I was talking with a friend the other day. For the purposes of this story, let’s call her Mary Rose. MR told me about encountering a man on her morning walk: the classic skid row drunk. He was dirty, his hands were bloody from falling down, and he asked Mary Rose repeatedly if she wanted to meet Mr. Wonderful. MR was a bit concerned that he might pull Mr. Wonderful out of his pants, but then he clarified that he was Mr. Wonderful. She smiled politely and continued walking. In retrospect, she regretted not saying, “Yes, you are wonderful. Try to remember that.”
“Why do we forget who we are?” I asked her, not rhetorically in the least. She is wise in such matters.
She offered that we all have choruses of critical voices in our heads that often drown out our own knowledge of ourselves.
Right. Radio station KFKD.
This week I found myself immobilized by a dilemma that keeps cropping up for me: how to balance writing and editing. As a Libran, balance is important to me. But anyone who believes Librans are balanced misses the point about Librans and balance. Yes, we spend our lives seeking it, but 95% of the time, we are wildly unbalanced. Like yo-yos, we alternately fast and binge. We are social butterflies one week and recluses the next. We crave balance, but it’s an impossible state for us to maintain.

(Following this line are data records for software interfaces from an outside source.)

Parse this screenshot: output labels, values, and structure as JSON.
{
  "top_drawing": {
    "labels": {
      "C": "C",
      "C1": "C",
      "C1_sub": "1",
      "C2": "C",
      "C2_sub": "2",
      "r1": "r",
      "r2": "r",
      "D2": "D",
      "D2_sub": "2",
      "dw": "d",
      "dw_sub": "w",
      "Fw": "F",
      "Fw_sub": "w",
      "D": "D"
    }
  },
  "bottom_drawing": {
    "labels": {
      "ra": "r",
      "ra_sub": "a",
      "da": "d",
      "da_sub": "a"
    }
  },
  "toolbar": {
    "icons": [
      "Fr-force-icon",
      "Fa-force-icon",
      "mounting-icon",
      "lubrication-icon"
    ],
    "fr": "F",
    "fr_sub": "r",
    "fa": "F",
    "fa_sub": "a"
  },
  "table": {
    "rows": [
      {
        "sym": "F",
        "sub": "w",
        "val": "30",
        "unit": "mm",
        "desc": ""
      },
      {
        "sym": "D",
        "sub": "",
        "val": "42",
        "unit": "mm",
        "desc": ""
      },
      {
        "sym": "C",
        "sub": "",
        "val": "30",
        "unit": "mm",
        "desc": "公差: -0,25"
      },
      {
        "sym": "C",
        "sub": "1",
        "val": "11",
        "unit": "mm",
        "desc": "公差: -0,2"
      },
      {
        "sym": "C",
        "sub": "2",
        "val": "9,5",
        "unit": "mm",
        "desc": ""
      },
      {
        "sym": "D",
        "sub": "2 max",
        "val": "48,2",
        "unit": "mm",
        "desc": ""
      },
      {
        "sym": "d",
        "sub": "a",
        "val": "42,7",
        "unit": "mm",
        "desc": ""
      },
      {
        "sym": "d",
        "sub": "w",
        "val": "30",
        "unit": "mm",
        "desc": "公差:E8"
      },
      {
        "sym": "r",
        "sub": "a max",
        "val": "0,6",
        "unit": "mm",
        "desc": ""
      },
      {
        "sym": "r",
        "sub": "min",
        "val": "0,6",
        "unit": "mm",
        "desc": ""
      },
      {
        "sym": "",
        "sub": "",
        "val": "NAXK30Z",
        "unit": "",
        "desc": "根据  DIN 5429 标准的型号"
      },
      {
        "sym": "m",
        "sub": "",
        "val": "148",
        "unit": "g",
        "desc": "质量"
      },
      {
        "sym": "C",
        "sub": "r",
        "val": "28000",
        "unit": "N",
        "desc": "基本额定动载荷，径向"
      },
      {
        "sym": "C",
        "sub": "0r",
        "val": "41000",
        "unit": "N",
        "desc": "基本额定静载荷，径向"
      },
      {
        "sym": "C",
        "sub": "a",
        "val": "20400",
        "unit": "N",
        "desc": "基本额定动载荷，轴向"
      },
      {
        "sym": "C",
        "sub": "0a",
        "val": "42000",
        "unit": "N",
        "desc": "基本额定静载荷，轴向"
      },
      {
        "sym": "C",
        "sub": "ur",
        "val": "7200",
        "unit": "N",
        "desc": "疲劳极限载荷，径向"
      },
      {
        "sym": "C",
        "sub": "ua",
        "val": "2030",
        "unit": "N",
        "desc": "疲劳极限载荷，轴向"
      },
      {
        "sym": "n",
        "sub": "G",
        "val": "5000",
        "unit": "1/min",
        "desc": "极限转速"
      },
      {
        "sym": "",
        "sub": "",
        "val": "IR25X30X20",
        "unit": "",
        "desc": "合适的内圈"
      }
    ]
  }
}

Being self-employed as an editor—and the one who is responsible to keep our financial boat afloat—I often let my writing slide in favour of paid editing work. When I’m engaged in an editing project, I frequently work all hours of the day and night. The activities that keep me balanced—writing, riding my stationary cycle, walking the dog, tending my garden, spending time with family and friends—are pushed to the margins. When the project ends I swing in the opposite direction, frantically trying to regain my equilibrium. But I’m not the kind of person who skates on the surface of anything. As I delve more deeply into my writing, I can feel myself start to fret about “wasting” time because I’m not earning money. And not only do I stress about whether to edit or write, I agonize over which of my two books should take precedence. If I choose to focus on the local history, I quickly get engulfed in researching it and precious little writing ever takes place. Before I know it, I’m immobilized by indecision. Depression is indecision’s twin sister, and to ward off her long tentacles, I play Scrabble on Facebook, binge on chocolate chip cookies and nightly marathons of Dexter or The Good Wife. Then a big editing job comes along and the cycle starts all over again. Rinse. Repeat.
Through it all, radio station KFKD clamours constantly: Do this. No, that. Why aren’t you working? There you go again, not writing. Can’t you do both? You’re a grownup now, this shouldn’t be an issue anymore.
All of that noise makes it hard sometimes to remember who I am.
So I turn to the tarot. For twenty years or more, I’ve been using the Motherpeace tarot to tap into my inner knowledge of myself. Lately I keep drawing the same few cards: 5 of Discs (there’s the worry about money); Lovers (an important choice I have to make); 3 of Swords (what’s that all about?)
It’s taken me all morning to puzzle it out. Three swords: writing, editing, researching.
I forgot who I am again, but it’s right there at the top of my blog: The commatologist is a writer, editor, and researcher.
This morning I worked out a weekly schedule that allows ample time for each sword. I don’t know how long I’ll be able to keep them balanced, but I’m going to try.